June 18, 2013

Portman, Warner Introduce Legislation to Provide Regulatory Relief

Bill would bring independent agencies under the same burden-reducing principles that apply to other regulators

Washington, D.C. – U.S. Senators Rob Portman (R-OH), Mark Warner (D-VA), and Susan Collins (R-ME) today introduced bipartisan legislation to require independent agencies to analyze the costs and benefits of new regulations and tailor new rules to minimize unnecessary burdens on the economy.  The bill adopts a key recommendation of the President’s Jobs Council.

“Independent agencies exercise vast power over major sectors of our economy — from telecom, to agriculture, to financial services — but they are exempt from commonsense requirements including cost-benefit analysis of major regulations to ensure they do more good than harm,” Portman said.  “This bill would close the loophole for independent agencies by authorizing the president to bring them within the same regulatory review framework that applies to other agencies.  This is a bipartisan, consensus reform with broad support, and it will promote a more stable regulatory environment for economic growth and job creation."

“It is important to strike the right balance between protecting vital public safeguards and imposing costly regulations,” Warner said.  “This bipartisan legislation will help to ensure that, when agencies advance major regulations, they have a firm understanding about the potential impact on our economy.”

“No business owner I know questions the legitimate role of limited government in protecting our health and safety.  Too often, however, our small businesses are buried under a mountain of paperwork that drives up costs, prevents the hiring of workers, and impedes economic growth,” Collins said.  “Business owners are reluctant to create jobs today when they're going to need to pay more tomorrow to comply with onerous new regulations. I have asked employers in my state what it would take to help them add jobs. No matter their business or the size of their work force, they tell me that Washington must stop imposing crushing new regulations.  Right now, independent agencies are not required to examine the costs and benefits of their regulations before they adopt them. This common sense bill would change that.”

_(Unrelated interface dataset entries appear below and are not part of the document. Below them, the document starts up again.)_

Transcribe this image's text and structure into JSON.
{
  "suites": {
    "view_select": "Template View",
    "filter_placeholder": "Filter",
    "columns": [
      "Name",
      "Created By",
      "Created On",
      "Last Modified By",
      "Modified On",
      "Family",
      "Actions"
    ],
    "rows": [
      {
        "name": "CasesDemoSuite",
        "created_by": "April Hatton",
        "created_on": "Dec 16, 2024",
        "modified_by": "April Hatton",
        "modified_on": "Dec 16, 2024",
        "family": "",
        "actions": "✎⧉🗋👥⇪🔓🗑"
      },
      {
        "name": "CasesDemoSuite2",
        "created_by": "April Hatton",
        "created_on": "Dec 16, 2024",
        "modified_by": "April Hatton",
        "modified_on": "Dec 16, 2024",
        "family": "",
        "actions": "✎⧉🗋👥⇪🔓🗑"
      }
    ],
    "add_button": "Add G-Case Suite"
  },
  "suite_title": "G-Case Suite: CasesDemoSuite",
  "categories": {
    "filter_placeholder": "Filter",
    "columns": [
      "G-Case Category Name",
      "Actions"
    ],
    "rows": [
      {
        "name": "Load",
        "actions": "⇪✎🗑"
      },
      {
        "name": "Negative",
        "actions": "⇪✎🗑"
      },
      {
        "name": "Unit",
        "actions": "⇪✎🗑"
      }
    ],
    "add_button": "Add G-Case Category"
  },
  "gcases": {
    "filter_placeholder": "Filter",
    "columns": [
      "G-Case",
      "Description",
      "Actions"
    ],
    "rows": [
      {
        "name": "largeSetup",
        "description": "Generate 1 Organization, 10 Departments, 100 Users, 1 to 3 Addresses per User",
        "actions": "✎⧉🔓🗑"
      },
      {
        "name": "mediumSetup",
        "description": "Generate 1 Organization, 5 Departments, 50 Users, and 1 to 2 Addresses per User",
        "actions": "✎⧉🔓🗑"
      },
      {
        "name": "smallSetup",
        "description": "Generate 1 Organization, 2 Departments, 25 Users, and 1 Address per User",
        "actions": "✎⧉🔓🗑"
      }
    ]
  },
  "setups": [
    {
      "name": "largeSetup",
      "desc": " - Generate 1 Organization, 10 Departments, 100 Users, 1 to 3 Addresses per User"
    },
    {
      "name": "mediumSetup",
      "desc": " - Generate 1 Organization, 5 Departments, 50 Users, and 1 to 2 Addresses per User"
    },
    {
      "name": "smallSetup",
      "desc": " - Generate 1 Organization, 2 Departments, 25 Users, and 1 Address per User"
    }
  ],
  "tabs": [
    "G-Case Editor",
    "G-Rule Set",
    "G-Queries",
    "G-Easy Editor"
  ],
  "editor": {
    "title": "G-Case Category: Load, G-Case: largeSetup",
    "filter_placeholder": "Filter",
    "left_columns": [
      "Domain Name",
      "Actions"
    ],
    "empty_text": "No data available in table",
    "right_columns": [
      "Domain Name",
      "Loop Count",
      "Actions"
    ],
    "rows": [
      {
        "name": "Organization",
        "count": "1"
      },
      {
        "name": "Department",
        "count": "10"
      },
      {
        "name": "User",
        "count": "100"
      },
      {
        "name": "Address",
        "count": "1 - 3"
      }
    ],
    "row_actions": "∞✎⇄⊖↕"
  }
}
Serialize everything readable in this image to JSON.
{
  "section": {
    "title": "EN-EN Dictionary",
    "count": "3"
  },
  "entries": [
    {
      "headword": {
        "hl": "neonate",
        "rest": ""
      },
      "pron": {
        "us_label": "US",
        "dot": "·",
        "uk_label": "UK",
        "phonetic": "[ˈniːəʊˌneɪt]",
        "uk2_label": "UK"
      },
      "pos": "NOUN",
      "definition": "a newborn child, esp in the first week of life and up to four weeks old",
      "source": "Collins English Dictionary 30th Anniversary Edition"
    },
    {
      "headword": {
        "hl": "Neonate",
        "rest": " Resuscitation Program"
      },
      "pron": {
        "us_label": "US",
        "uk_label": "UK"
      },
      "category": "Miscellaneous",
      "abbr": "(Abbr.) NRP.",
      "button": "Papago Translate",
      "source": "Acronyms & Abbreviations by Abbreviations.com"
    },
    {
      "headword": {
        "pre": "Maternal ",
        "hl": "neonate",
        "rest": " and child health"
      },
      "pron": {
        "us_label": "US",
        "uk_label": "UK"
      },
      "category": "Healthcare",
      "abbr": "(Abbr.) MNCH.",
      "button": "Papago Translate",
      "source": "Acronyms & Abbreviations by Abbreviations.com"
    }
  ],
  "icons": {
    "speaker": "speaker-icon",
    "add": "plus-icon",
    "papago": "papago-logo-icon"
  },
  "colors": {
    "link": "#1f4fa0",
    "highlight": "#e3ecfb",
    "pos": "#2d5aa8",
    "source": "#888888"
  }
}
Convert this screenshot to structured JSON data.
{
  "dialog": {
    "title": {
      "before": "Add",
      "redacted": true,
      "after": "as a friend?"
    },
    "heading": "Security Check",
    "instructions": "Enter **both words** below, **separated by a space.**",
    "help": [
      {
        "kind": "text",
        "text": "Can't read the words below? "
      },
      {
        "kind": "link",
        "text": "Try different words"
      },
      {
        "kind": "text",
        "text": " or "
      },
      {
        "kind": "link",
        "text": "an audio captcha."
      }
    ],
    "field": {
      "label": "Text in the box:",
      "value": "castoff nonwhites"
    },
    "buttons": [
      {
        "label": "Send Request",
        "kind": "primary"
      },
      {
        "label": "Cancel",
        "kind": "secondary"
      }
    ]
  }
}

For 30 years, presidents of both parties have required agencies to scrutinize the costs and benefits of major new regulations, but this process has always exempted independent agencies, such as the Securities and Exchange Commission, the Commodity Futures Trading Commission, the National Labor Relations Board, and the Federal Communications Commission, among others.  The Portman-Warner bill would fill that gap by authorizing the president to bring independent agencies into the same analysis and review process that governs other regulators.  

The need for this reform is obvious.  According to government records, out of the 21 major final rules issued by independent agencies in 2012, not one was based on a complete, quantified cost-benefit analysis.  The same was true in 2011 — 17 major rules, zero with a complete cost-benefit analysis.  In 2010, the figure was again 17 and zero. 

There is broad support for this reform proposal.  The bill has been endorsed by a bipartisan group of regulatory chiefs from the Clinton, Reagan, Bush Administrations, a bipartisan group of former and current heads of independent agencies, and leading scholars of regulation and administrative law

The Portman-Warner-Collins bill also has the support of the National Federation of Independent Businesses, America’s largest small business organization.

In addition, this reform was specifically recommended by President Obama’s Jobs Council, which wrote in its January 2012 report:  “Congress should require [independent agencies] to conduct cost-benefit analysis for economically significant regulations.  A requirement that [independent agencies] must conduct regulatory impact analyses . . . would prompt [independent agencies] to perform better analyses and to issue better and smarter regulations.”

This bill makes good on that recommendation.

A summary of the Portman-Warner legislation can be found here, and the bill text can be found here.

Responses to past comments about this bill can be found here.